At the Viva Technology conference in Paris, Prime Minister Justin Trudeau announced his government will be launching a digital charter in order to combat hate speech and online disinformation.
Leaders in tech and senior executives attended the conference to talk about the evolving space. Trudeau said his government plans to create a framework that will make citizens feel more comfortable with social media sites and have more faith in them.
“We look forward to working alongside internet companies, but indeed, if they do not choose to act, we will be forced to continue to act in ways that protect Canadians and we will have more to say about the kinds of tools we will be using in the coming weeks and months,” Trudeau said. “Canadians expect us to keep them safe, whether it’s in real life or online, and we will do just that.”

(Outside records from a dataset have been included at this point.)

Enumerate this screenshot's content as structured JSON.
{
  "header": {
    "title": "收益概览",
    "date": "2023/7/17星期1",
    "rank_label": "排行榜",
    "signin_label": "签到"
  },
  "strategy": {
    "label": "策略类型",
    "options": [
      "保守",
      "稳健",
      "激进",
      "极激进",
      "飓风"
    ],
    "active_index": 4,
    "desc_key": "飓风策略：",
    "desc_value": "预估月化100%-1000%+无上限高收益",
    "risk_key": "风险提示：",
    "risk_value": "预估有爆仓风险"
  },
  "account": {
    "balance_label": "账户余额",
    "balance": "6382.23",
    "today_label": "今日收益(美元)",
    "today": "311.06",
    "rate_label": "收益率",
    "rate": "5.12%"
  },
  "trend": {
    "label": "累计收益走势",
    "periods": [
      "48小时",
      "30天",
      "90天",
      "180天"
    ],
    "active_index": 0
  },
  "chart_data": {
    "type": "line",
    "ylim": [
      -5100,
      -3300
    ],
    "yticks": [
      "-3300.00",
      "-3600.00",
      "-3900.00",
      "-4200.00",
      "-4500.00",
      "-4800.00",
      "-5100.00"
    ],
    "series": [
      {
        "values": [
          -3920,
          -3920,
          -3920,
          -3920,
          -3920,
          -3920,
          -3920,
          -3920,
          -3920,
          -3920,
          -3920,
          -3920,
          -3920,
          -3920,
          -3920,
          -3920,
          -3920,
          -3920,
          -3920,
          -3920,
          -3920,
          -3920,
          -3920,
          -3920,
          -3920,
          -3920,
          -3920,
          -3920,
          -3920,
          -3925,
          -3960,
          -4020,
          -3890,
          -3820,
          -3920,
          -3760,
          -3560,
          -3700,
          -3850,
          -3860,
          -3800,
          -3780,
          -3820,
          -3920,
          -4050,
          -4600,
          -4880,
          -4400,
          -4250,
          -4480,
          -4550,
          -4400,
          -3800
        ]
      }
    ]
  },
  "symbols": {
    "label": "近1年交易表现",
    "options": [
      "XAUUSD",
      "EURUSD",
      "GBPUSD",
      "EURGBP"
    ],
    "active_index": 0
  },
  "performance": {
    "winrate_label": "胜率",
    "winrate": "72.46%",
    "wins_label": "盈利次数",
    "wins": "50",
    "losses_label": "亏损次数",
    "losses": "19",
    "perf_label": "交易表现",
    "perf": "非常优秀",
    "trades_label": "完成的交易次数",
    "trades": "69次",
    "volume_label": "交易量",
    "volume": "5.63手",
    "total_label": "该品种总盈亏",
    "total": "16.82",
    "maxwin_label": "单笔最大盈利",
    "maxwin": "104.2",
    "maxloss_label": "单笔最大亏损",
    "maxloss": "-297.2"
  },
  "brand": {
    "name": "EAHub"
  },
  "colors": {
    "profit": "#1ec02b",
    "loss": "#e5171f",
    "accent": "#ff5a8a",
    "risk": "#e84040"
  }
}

Innovation, Science, and Economic Development Minister Navdeep Bains is expected to give more details by the end of May about the new policy.
News of combating hate speech and online disinformation comes after a gunman killed 51 people praying in a Mosque while Facebook livestreaming it. The horrific hate crime happened in Christchurch, New Zealand.
Various countries signed on to the “Christchurch Call,” including social media giants like Amazon, Google, Facebook, Microsoft and Twitter. The companies outlined a nine-point plan to help fight hate and extremism online.
Missing from the meeting, though, was the U.S.